EXERCISE PROMPT: The records beneath should be restated word for word.

DATA:

====================

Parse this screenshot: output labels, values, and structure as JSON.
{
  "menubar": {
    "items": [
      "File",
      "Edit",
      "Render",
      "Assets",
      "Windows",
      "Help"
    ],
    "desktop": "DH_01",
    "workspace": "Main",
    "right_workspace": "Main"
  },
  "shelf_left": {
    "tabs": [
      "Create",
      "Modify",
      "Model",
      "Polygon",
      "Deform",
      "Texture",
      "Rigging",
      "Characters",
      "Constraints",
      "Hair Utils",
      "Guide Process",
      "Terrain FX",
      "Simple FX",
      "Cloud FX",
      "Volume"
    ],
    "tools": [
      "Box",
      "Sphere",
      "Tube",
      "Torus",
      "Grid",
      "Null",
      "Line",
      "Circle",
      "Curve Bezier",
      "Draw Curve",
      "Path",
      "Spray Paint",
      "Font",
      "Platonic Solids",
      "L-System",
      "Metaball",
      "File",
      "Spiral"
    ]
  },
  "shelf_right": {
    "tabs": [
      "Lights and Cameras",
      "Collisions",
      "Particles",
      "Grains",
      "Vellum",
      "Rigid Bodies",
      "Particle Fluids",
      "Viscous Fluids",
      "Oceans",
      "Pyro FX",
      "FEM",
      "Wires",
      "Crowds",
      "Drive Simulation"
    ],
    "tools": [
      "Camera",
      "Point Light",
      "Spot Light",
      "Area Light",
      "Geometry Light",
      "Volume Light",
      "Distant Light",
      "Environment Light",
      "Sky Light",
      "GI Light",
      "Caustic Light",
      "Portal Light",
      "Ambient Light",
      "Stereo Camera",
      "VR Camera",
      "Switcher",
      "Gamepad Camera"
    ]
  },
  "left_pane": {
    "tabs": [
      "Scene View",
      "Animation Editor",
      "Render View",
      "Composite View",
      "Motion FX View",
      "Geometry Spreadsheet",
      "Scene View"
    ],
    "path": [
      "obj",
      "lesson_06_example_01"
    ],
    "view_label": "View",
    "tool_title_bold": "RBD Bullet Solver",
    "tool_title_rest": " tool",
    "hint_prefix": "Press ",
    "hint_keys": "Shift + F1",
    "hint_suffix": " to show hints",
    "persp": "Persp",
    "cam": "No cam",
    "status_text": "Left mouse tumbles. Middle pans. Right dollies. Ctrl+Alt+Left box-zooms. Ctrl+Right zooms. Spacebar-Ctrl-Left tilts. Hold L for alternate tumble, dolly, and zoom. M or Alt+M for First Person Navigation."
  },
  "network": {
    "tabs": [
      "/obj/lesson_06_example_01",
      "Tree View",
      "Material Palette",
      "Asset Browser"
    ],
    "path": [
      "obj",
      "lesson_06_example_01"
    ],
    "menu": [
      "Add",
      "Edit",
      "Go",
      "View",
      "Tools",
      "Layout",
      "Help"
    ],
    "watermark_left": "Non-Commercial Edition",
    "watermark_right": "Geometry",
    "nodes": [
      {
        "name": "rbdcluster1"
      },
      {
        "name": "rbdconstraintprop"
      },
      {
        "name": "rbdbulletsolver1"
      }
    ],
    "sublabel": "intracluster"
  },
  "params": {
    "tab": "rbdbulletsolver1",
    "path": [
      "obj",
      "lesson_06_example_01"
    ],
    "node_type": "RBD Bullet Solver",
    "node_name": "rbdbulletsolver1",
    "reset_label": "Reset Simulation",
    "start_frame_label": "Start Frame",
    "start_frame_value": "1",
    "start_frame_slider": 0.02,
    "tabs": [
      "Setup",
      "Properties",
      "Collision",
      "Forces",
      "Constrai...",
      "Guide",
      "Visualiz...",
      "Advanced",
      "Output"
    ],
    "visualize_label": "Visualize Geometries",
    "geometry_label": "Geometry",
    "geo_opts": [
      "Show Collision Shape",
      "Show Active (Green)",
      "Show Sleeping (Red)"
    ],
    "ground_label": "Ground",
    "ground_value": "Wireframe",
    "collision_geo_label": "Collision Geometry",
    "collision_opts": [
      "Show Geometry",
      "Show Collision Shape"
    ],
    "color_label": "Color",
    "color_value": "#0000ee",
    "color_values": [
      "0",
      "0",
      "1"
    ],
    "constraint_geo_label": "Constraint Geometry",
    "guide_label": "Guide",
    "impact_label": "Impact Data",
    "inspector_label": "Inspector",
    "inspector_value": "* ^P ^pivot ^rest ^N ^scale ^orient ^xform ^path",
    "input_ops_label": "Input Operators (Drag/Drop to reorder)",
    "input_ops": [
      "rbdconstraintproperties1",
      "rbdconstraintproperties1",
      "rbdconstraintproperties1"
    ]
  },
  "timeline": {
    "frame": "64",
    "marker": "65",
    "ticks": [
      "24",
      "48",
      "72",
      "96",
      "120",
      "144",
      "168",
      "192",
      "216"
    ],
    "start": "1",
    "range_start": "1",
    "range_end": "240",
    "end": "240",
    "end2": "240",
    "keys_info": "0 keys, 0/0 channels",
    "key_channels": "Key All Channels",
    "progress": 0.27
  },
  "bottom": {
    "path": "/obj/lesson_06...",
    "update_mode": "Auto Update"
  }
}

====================

OUTPUT OF THE TASK:
Parse this screenshot: output labels, values, and structure as JSON.
{
  "menubar": {
    "items": [
      "File",
      "Edit",
      "Render",
      "Assets",
      "Windows",
      "Help"
    ],
    "desktop": "DH_01",
    "workspace": "Main",
    "right_workspace": "Main"
  },
  "shelf_left": {
    "tabs": [
      "Create",
      "Modify",
      "Model",
      "Polygon",
      "Deform",
      "Texture",
      "Rigging",
      "Characters",
      "Constraints",
      "Hair Utils",
      "Guide Process",
      "Terrain FX",
      "Simple FX",
      "Cloud FX",
      "Volume"
    ],
    "tools": [
      "Box",
      "Sphere",
      "Tube",
      "Torus",
      "Grid",
      "Null",
      "Line",
      "Circle",
      "Curve Bezier",
      "Draw Curve",
      "Path",
      "Spray Paint",
      "Font",
      "Platonic Solids",
      "L-System",
      "Metaball",
      "File",
      "Spiral"
    ]
  },
  "shelf_right": {
    "tabs": [
      "Lights and Cameras",
      "Collisions",
      "Particles",
      "Grains",
      "Vellum",
      "Rigid Bodies",
      "Particle Fluids",
      "Viscous Fluids",
      "Oceans",
      "Pyro FX",
      "FEM",
      "Wires",
      "Crowds",
      "Drive Simulation"
    ],
    "tools": [
      "Camera",
      "Point Light",
      "Spot Light",
      "Area Light",
      "Geometry Light",
      "Volume Light",
      "Distant Light",
      "Environment Light",
      "Sky Light",
      "GI Light",
      "Caustic Light",
      "Portal Light",
      "Ambient Light",
      "Stereo Camera",
      "VR Camera",
      "Switcher",
      "Gamepad Camera"
    ]
  },
  "left_pane": {
    "tabs": [
      "Scene View",
      "Animation Editor",
      "Render View",
      "Composite View",
      "Motion FX View",
      "Geometry Spreadsheet",
      "Scene View"
    ],
    "path": [
      "obj",
      "lesson_06_example_01"
    ],
    "view_label": "View",
    "tool_title_bold": "RBD Bullet Solver",
    "tool_title_rest": " tool",
    "hint_prefix": "Press ",
    "hint_keys": "Shift + F1",
    "hint_suffix": " to show hints",
    "persp": "Persp",
    "cam": "No cam",
    "status_text": "Left mouse tumbles. Middle pans. Right dollies. Ctrl+Alt+Left box-zooms. Ctrl+Right zooms. Spacebar-Ctrl-Left tilts. Hold L for alternate tumble, dolly, and zoom. M or Alt+M for First Person Navigation."
  },
  "network": {
    "tabs": [
      "/obj/lesson_06_example_01",
      "Tree View",
      "Material Palette",
      "Asset Browser"
    ],
    "path": [
      "obj",
      "lesson_06_example_01"
    ],
    "menu": [
      "Add",
      "Edit",
      "Go",
      "View",
      "Tools",
      "Layout",
      "Help"
    ],
    "watermark_left": "Non-Commercial Edition",
    "watermark_right": "Geometry",
    "nodes": [
      {
        "name": "rbdcluster1"
      },
      {
        "name": "rbdconstraintprop"
      },
      {
        "name": "rbdbulletsolver1"
      }
    ],
    "sublabel": "intracluster"
  },
  "params": {
    "tab": "rbdbulletsolver1",
    "path": [
      "obj",
      "lesson_06_example_01"
    ],
    "node_type": "RBD Bullet Solver",
    "node_name": "rbdbulletsolver1",
    "reset_label": "Reset Simulation",
    "start_frame_label": "Start Frame",
    "start_frame_value": "1",
    "start_frame_slider": 0.02,
    "tabs": [
      "Setup",
      "Properties",
      "Collision",
      "Forces",
      "Constrai...",
      "Guide",
      "Visualiz...",
      "Advanced",
      "Output"
    ],
    "visualize_label": "Visualize Geometries",
    "geometry_label": "Geometry",
    "geo_opts": [
      "Show Collision Shape",
      "Show Active (Green)",
      "Show Sleeping (Red)"
    ],
    "ground_label": "Ground",
    "ground_value": "Wireframe",
    "collision_geo_label": "Collision Geometry",
    "collision_opts": [
      "Show Geometry",
      "Show Collision Shape"
    ],
    "color_label": "Color",
    "color_value": "#0000ee",
    "color_values": [
      "0",
      "0",
      "1"
    ],
    "constraint_geo_label": "Constraint Geometry",
    "guide_label": "Guide",
    "impact_label": "Impact Data",
    "inspector_label": "Inspector",
    "inspector_value": "* ^P ^pivot ^rest ^N ^scale ^orient ^xform ^path",
    "input_ops_label": "Input Operators (Drag/Drop to reorder)",
    "input_ops": [
      "rbdconstraintproperties1",
      "rbdconstraintproperties1",
      "rbdconstraintproperties1"
    ]
  },
  "timeline": {
    "frame": "64",
    "marker": "65",
    "ticks": [
      "24",
      "48",
      "72",
      "96",
      "120",
      "144",
      "168",
      "192",
      "216"
    ],
    "start": "1",
    "range_start": "1",
    "range_end": "240",
    "end": "240",
    "end2": "240",
    "keys_info": "0 keys, 0/0 channels",
    "key_channels": "Key All Channels",
    "progress": 0.27
  },
  "bottom": {
    "path": "/obj/lesson_06...",
    "update_mode": "Auto Update"
  }
}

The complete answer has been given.